◆ Data provided

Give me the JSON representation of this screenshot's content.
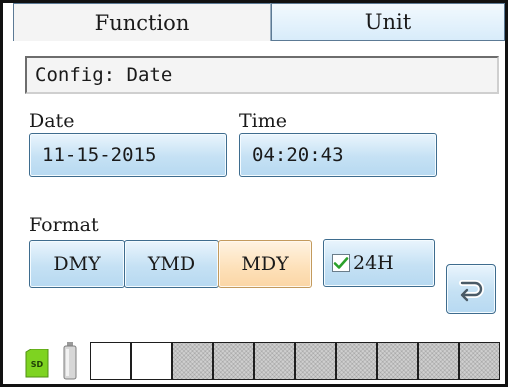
{
  "tabs": [
    {
      "label": "Function",
      "active": true
    },
    {
      "label": "Unit",
      "active": false
    }
  ],
  "config_label": "Config: Date",
  "date": {
    "label": "Date",
    "value": "11-15-2015"
  },
  "time": {
    "label": "Time",
    "value": "04:20:43"
  },
  "format": {
    "label": "Format",
    "options": [
      "DMY",
      "YMD",
      "MDY"
    ],
    "selected": "MDY"
  },
  "hour24": {
    "label": "24H",
    "checked": true
  },
  "icons": {
    "back": "back-return-icon",
    "sd": "sd-card-icon",
    "battery": "battery-icon"
  },
  "status": {
    "slots_total": 10,
    "slots_empty": 2
  },
  "colors": {
    "button": "#c5e1f4",
    "button_selected": "#fde0b8",
    "check": "#2aa02a",
    "sd_card": "#7ed321"
  }
}
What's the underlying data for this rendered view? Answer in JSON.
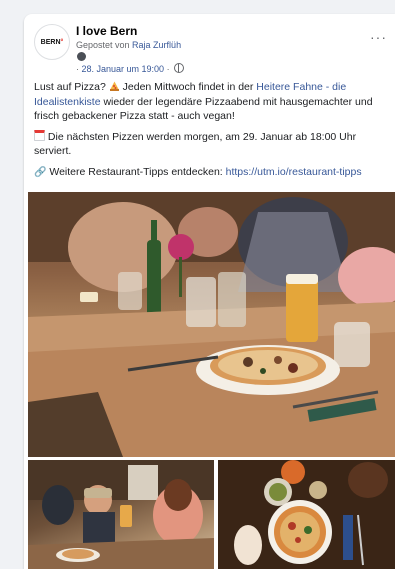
{
  "post": {
    "page_name": "I love Bern",
    "avatar_text": "BERN",
    "avatar_dot": "°",
    "posted_prefix": "Gepostet von ",
    "posted_author": "Raja Zurflüh",
    "timestamp": "28. Januar um 19:00",
    "separator": " · ",
    "visibility_icon": "globe-icon",
    "more_icon": "···",
    "paragraph1_start": "Lust auf Pizza? ",
    "paragraph1_mid": " Jeden Mittwoch findet in der ",
    "paragraph1_link": "Heitere Fahne - die Idealistenkiste",
    "paragraph1_end": " wieder der legendäre Pizzaabend mit hausgemachter und frisch gebackener Pizza statt - auch vegan!",
    "paragraph2": " Die nächsten Pizzen werden morgen, am 29. Januar ab 18:00 Uhr serviert.",
    "paragraph3_text": " Weitere Restaurant-Tipps entdecken: ",
    "paragraph3_link": "https://utm.io/restaurant-tipps",
    "link_glyph": "🔗"
  },
  "photos": {
    "main_alt": "Pizza on a wooden table with beer glasses",
    "left_alt": "Guests dining in restaurant",
    "right_alt": "Overhead view of pizza on table"
  },
  "colors": {
    "link": "#385898",
    "meta": "#65676b",
    "card": "#ffffff"
  }
}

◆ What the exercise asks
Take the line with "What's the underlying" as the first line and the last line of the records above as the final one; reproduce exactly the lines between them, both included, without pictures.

◆ Finished exercise
What's the underlying data for this rendered view? Answer in JSON.
{
  "post": {
    "page_name": "I love Bern",
    "avatar_text": "BERN",
    "avatar_dot": "°",
    "posted_prefix": "Gepostet von ",
    "posted_author": "Raja Zurflüh",
    "timestamp": "28. Januar um 19:00",
    "separator": " · ",
    "visibility_icon": "globe-icon",
    "more_icon": "···",
    "paragraph1_start": "Lust auf Pizza? ",
    "paragraph1_mid": " Jeden Mittwoch findet in der ",
    "paragraph1_link": "Heitere Fahne - die Idealistenkiste",
    "paragraph1_end": " wieder der legendäre Pizzaabend mit hausgemachter und frisch gebackener Pizza statt - auch vegan!",
    "paragraph2": " Die nächsten Pizzen werden morgen, am 29. Januar ab 18:00 Uhr serviert.",
    "paragraph3_text": " Weitere Restaurant-Tipps entdecken: ",
    "paragraph3_link": "https://utm.io/restaurant-tipps",
    "link_glyph": "🔗"
  },
  "photos": {
    "main_alt": "Pizza on a wooden table with beer glasses",
    "left_alt": "Guests dining in restaurant",
    "right_alt": "Overhead view of pizza on table"
  },
  "colors": {
    "link": "#385898",
    "meta": "#65676b",
    "card": "#ffffff"
  }
}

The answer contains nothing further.